Data entries

>>>>

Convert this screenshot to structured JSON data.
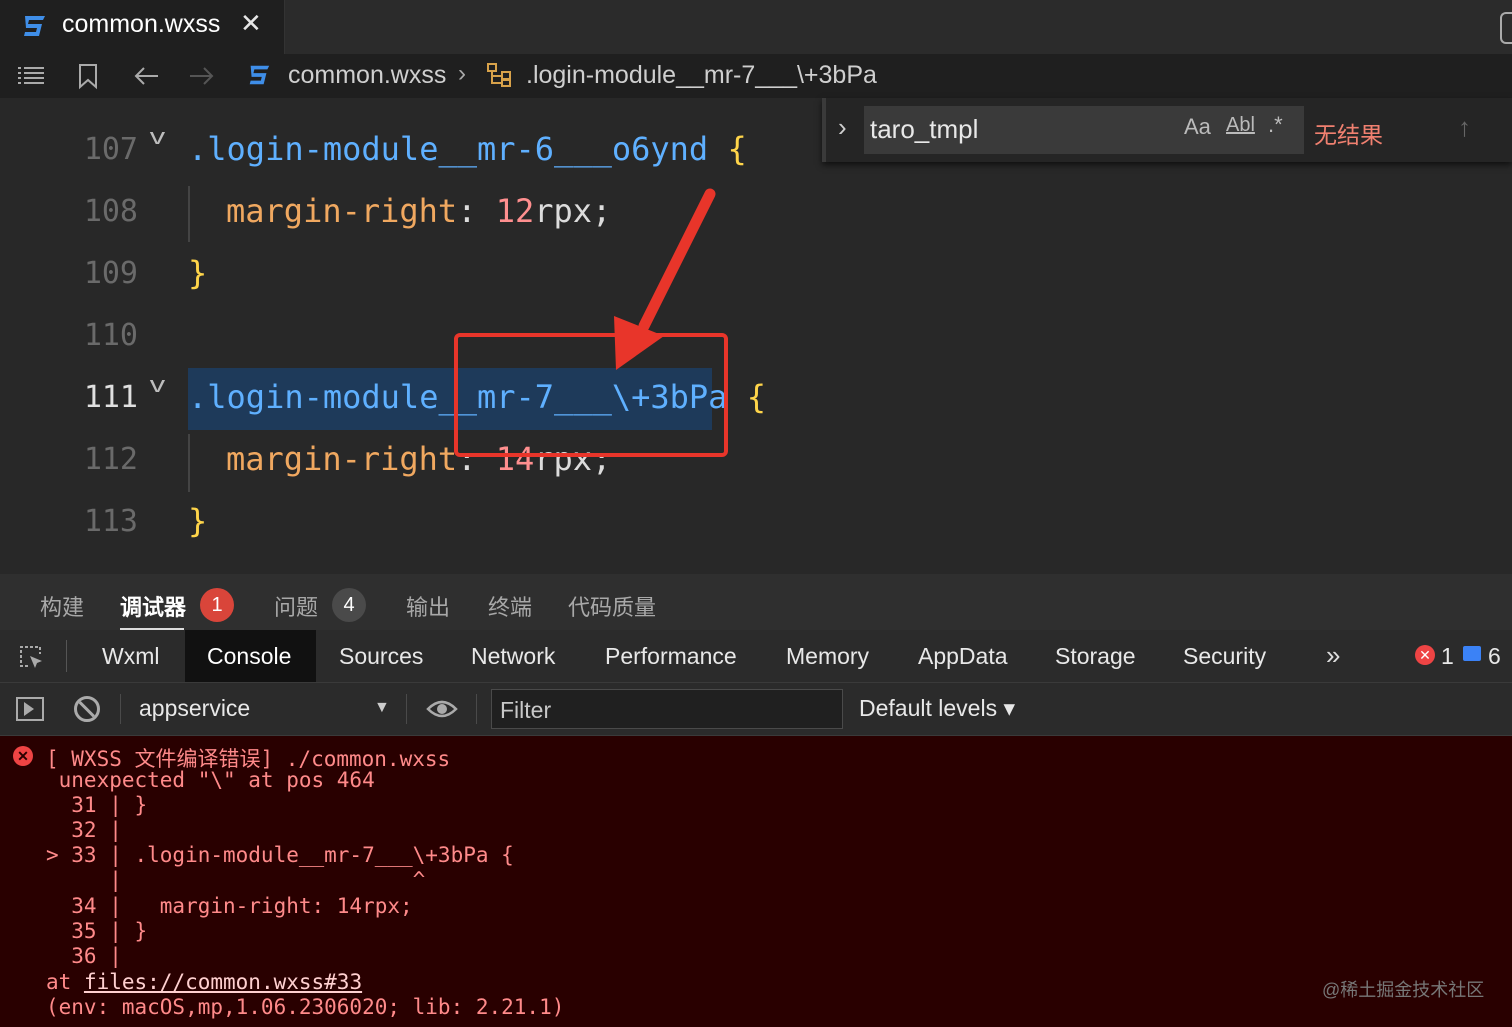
{
  "tab": {
    "title": "common.wxss",
    "close": "✕"
  },
  "breadcrumb": {
    "file": "common.wxss",
    "separator": "›",
    "selector": ".login-module__mr-7___\\+3bPa"
  },
  "editor": {
    "lines": [
      {
        "num": "107",
        "selector": ".login-module__mr-6___o6ynd",
        "brace": "{"
      },
      {
        "num": "108",
        "prop": "margin-right",
        "colon": ": ",
        "value": "12",
        "unit": "rpx;"
      },
      {
        "num": "109",
        "brace": "}"
      },
      {
        "num": "110"
      },
      {
        "num": "111",
        "selector": ".login-module__mr-7___\\+3bPa",
        "brace": "{"
      },
      {
        "num": "112",
        "prop": "margin-right",
        "colon": ": ",
        "value": "14",
        "unit": "rpx;"
      },
      {
        "num": "113",
        "brace": "}"
      }
    ]
  },
  "find": {
    "value": "taro_tmpl",
    "match_case": "Aa",
    "whole_word": "Abl",
    "regex": ".*",
    "result": "无结果"
  },
  "panel_tabs": {
    "build": "构建",
    "debugger": "调试器",
    "debugger_badge": "1",
    "problems": "问题",
    "problems_badge": "4",
    "output": "输出",
    "terminal": "终端",
    "quality": "代码质量"
  },
  "devtools_tabs": [
    "Wxml",
    "Console",
    "Sources",
    "Network",
    "Performance",
    "Memory",
    "AppData",
    "Storage",
    "Security"
  ],
  "devtools_status": {
    "more": "»",
    "errors": "1",
    "messages": "6"
  },
  "console_toolbar": {
    "context": "appservice",
    "filter_placeholder": "Filter",
    "levels": "Default levels ▾"
  },
  "console": {
    "lines": [
      "[ WXSS 文件编译错误] ./common.wxss",
      " unexpected \"\\\" at pos 464",
      "  31 | }",
      "  32 |",
      "> 33 | .login-module__mr-7___\\+3bPa {",
      "     |                       ^",
      "  34 |   margin-right: 14rpx;",
      "  35 | }",
      "  36 |"
    ],
    "at_prefix": "at ",
    "at_link": "files://common.wxss#33",
    "env": "(env: macOS,mp,1.06.2306020; lib: 2.21.1)"
  },
  "watermark": "@稀土掘金技术社区",
  "colors": {
    "annotation_red": "#e8352a",
    "error_bg": "#290000",
    "selector_blue": "#5fb0ff"
  }
}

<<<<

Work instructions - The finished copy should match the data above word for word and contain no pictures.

The completed task -
Convert this screenshot to structured JSON data.
{
  "tab": {
    "title": "common.wxss",
    "close": "✕"
  },
  "breadcrumb": {
    "file": "common.wxss",
    "separator": "›",
    "selector": ".login-module__mr-7___\\+3bPa"
  },
  "editor": {
    "lines": [
      {
        "num": "107",
        "selector": ".login-module__mr-6___o6ynd",
        "brace": "{"
      },
      {
        "num": "108",
        "prop": "margin-right",
        "colon": ": ",
        "value": "12",
        "unit": "rpx;"
      },
      {
        "num": "109",
        "brace": "}"
      },
      {
        "num": "110"
      },
      {
        "num": "111",
        "selector": ".login-module__mr-7___\\+3bPa",
        "brace": "{"
      },
      {
        "num": "112",
        "prop": "margin-right",
        "colon": ": ",
        "value": "14",
        "unit": "rpx;"
      },
      {
        "num": "113",
        "brace": "}"
      }
    ]
  },
  "find": {
    "value": "taro_tmpl",
    "match_case": "Aa",
    "whole_word": "Abl",
    "regex": ".*",
    "result": "无结果"
  },
  "panel_tabs": {
    "build": "构建",
    "debugger": "调试器",
    "debugger_badge": "1",
    "problems": "问题",
    "problems_badge": "4",
    "output": "输出",
    "terminal": "终端",
    "quality": "代码质量"
  },
  "devtools_tabs": [
    "Wxml",
    "Console",
    "Sources",
    "Network",
    "Performance",
    "Memory",
    "AppData",
    "Storage",
    "Security"
  ],
  "devtools_status": {
    "more": "»",
    "errors": "1",
    "messages": "6"
  },
  "console_toolbar": {
    "context": "appservice",
    "filter_placeholder": "Filter",
    "levels": "Default levels ▾"
  },
  "console": {
    "lines": [
      "[ WXSS 文件编译错误] ./common.wxss",
      " unexpected \"\\\" at pos 464",
      "  31 | }",
      "  32 |",
      "> 33 | .login-module__mr-7___\\+3bPa {",
      "     |                       ^",
      "  34 |   margin-right: 14rpx;",
      "  35 | }",
      "  36 |"
    ],
    "at_prefix": "at ",
    "at_link": "files://common.wxss#33",
    "env": "(env: macOS,mp,1.06.2306020; lib: 2.21.1)"
  },
  "watermark": "@稀土掘金技术社区",
  "colors": {
    "annotation_red": "#e8352a",
    "error_bg": "#290000",
    "selector_blue": "#5fb0ff"
  }
}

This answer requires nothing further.